Because every lead led to a dead-end, the case went unsolved for years before Project Porchlight, a non-governmental organization, took it up roughly three decades after Barbara was murdered. The Porchlight Project, which raised over $6,000 to support new DNA tests and genetic genealogy, used the unsolved murder of Barbara Blatnik as its first case. James E. Zastawnik, 67, had been detained by the Cuyahoga Falls Police Department in connection with the murder of Barbara Blatnik. Dr. Colleen Fitzpatrick and the Identifinders International team oversaw the genetic genealogy analysis. Donna Zanath, Barbara’s sister, also organized a fundraiser. Her sister said that the murder “broke” her family and that life hasn’t been the same ever since she passed away. She was murdered while her sister was getting ready to get married. Authorities were able to identify the perpetrator of the crime, so they decided not to waste any more time and detained James Zastawnik in May 2020. The police additionally accused the suspect of murder and aggravated murder on the basis of the DNA evidence.

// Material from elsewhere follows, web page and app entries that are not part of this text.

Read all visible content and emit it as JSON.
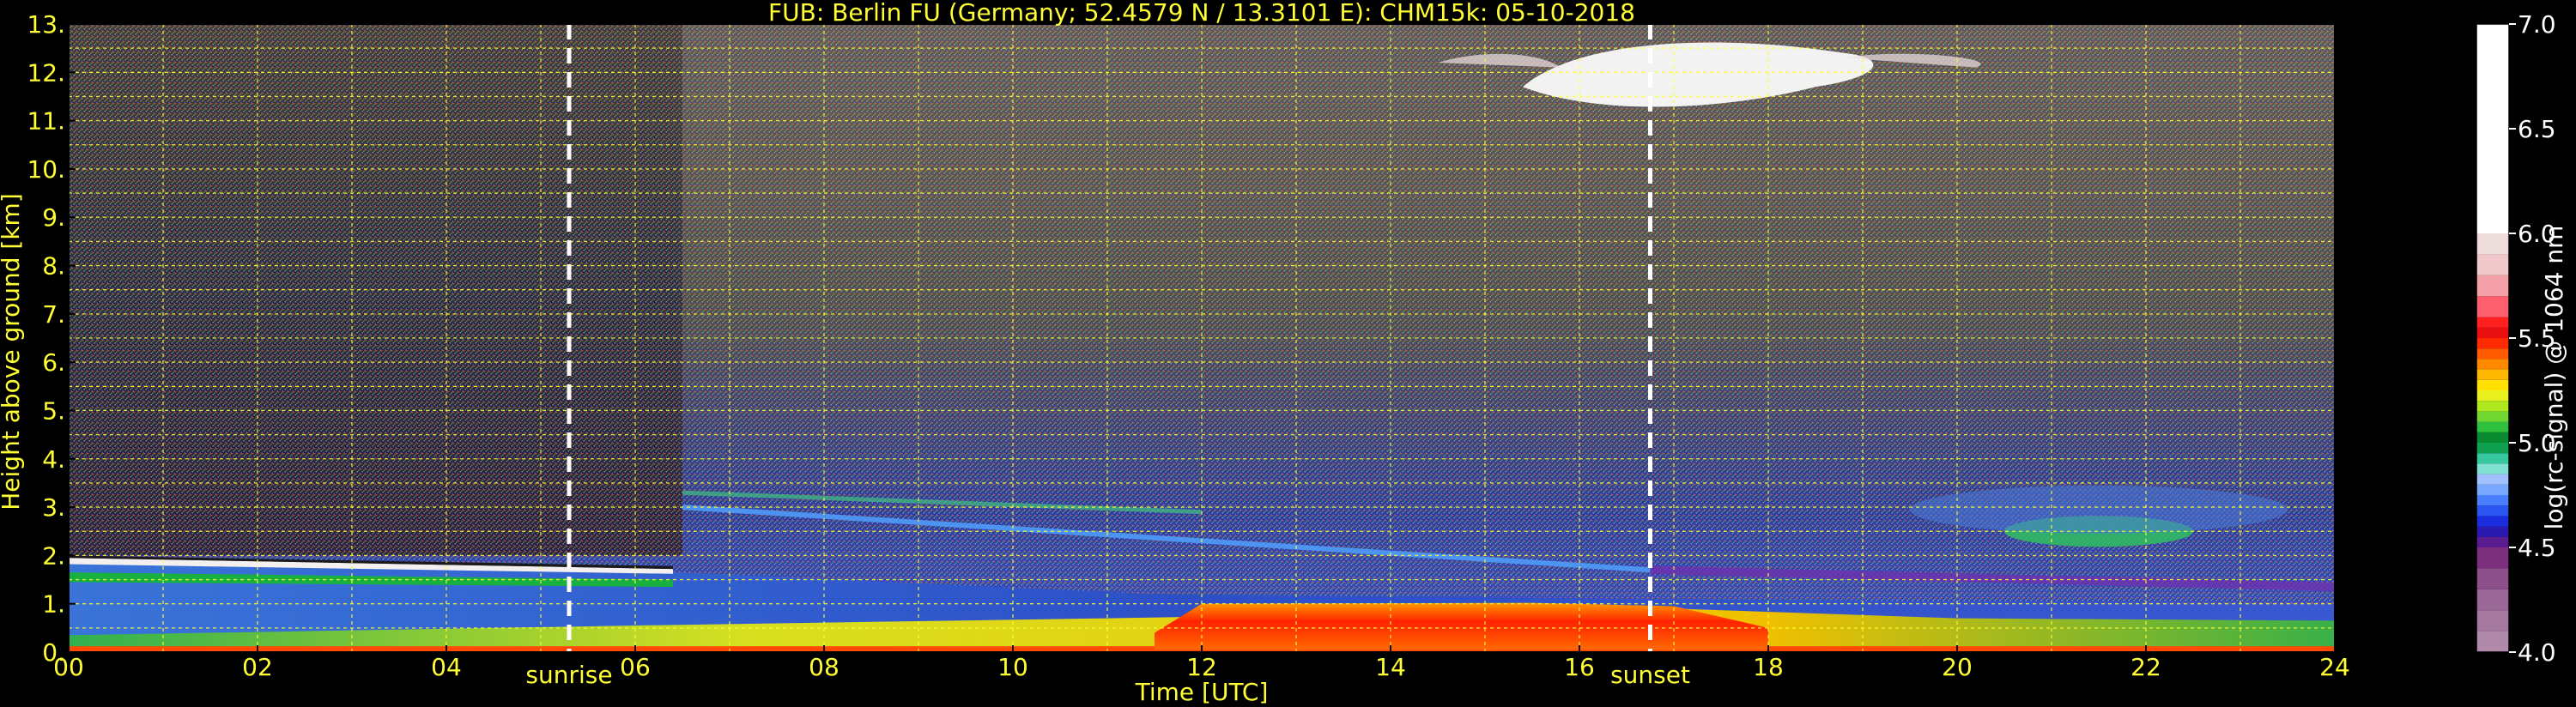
{
  "chart_data": {
    "type": "heatmap",
    "title": "FUB: Berlin FU (Germany; 52.4579 N / 13.3101 E):    CHM15k: 05-10-2018",
    "xlabel": "Time [UTC]",
    "ylabel": "Height above ground [km]",
    "xlim": [
      0,
      24
    ],
    "ylim": [
      0,
      13
    ],
    "x_ticks": [
      "00",
      "02",
      "04",
      "06",
      "08",
      "10",
      "12",
      "14",
      "16",
      "18",
      "20",
      "22",
      "24"
    ],
    "y_ticks": [
      "0.",
      "1.",
      "2.",
      "3.",
      "4.",
      "5.",
      "6.",
      "7.",
      "8.",
      "9.",
      "10.",
      "11.",
      "12.",
      "13."
    ],
    "grid": true,
    "events": [
      {
        "label": "sunrise",
        "time_utc": 5.3
      },
      {
        "label": "sunset",
        "time_utc": 16.75
      }
    ],
    "colorbar": {
      "label": "log(rc-signal) @ 1064 nm",
      "range": [
        4.0,
        7.0
      ],
      "ticks": [
        "4.0",
        "4.5",
        "5.0",
        "5.5",
        "6.0",
        "6.5",
        "7.0"
      ]
    },
    "layers": [
      {
        "feature": "boundary layer aerosol",
        "time_start": 0,
        "time_end": 24,
        "top_km_start": 1.9,
        "top_km_end": 1.0
      },
      {
        "feature": "high signal near surface",
        "time_start": 11.5,
        "time_end": 17.0,
        "top_km": 1.0,
        "log_signal": 5.6
      },
      {
        "feature": "residual layer",
        "time_start": 6.5,
        "time_end": 16.75,
        "height_km_start": 3.0,
        "height_km_end": 1.7
      },
      {
        "feature": "cirrus cloud",
        "time_start": 14.5,
        "time_end": 20.5,
        "base_km": 11.3,
        "top_km": 12.6
      },
      {
        "feature": "elevated layer",
        "time_start": 20.5,
        "time_end": 22.5,
        "height_km": 2.5
      }
    ]
  }
}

The family was happy that an arrest was made, according to Donna Zanath. She had anticipated, however, that if Zastawnik entered a plea or if the case went to trial, they would have at last received clarifications on the issues they had been grappling with for more than three decades. Donna Zanath commended all parties involved in her sister’s case, such as the Porchlight Project, which joined up with police in August 2019 to assist with the investigation. She is interested in finding out what transpired, why her sister was assaulted and put on the side of the road, as well as what happened to her sister’s clothing, shoes, jacket, and pocketbook.
Interestingly, James has maintained his innocence ever since being detained, despite admitting to having sex with Barbara the night of Barbara’s murder. Due to the Covid-19 outbreak, the suspect’s $100,000 bond was ultimately decreased, and his trial was repeatedly postponed. James, however, had already been given a cancer diagnosis by this point, and on August 24, 2021, two months before the trial, he passed away from the illness while out on bail and residing with his brother. Unfortunately, Barbara’s murder trial was never held, and James’ passing left many unanswered.
You must be logged in to post a comment.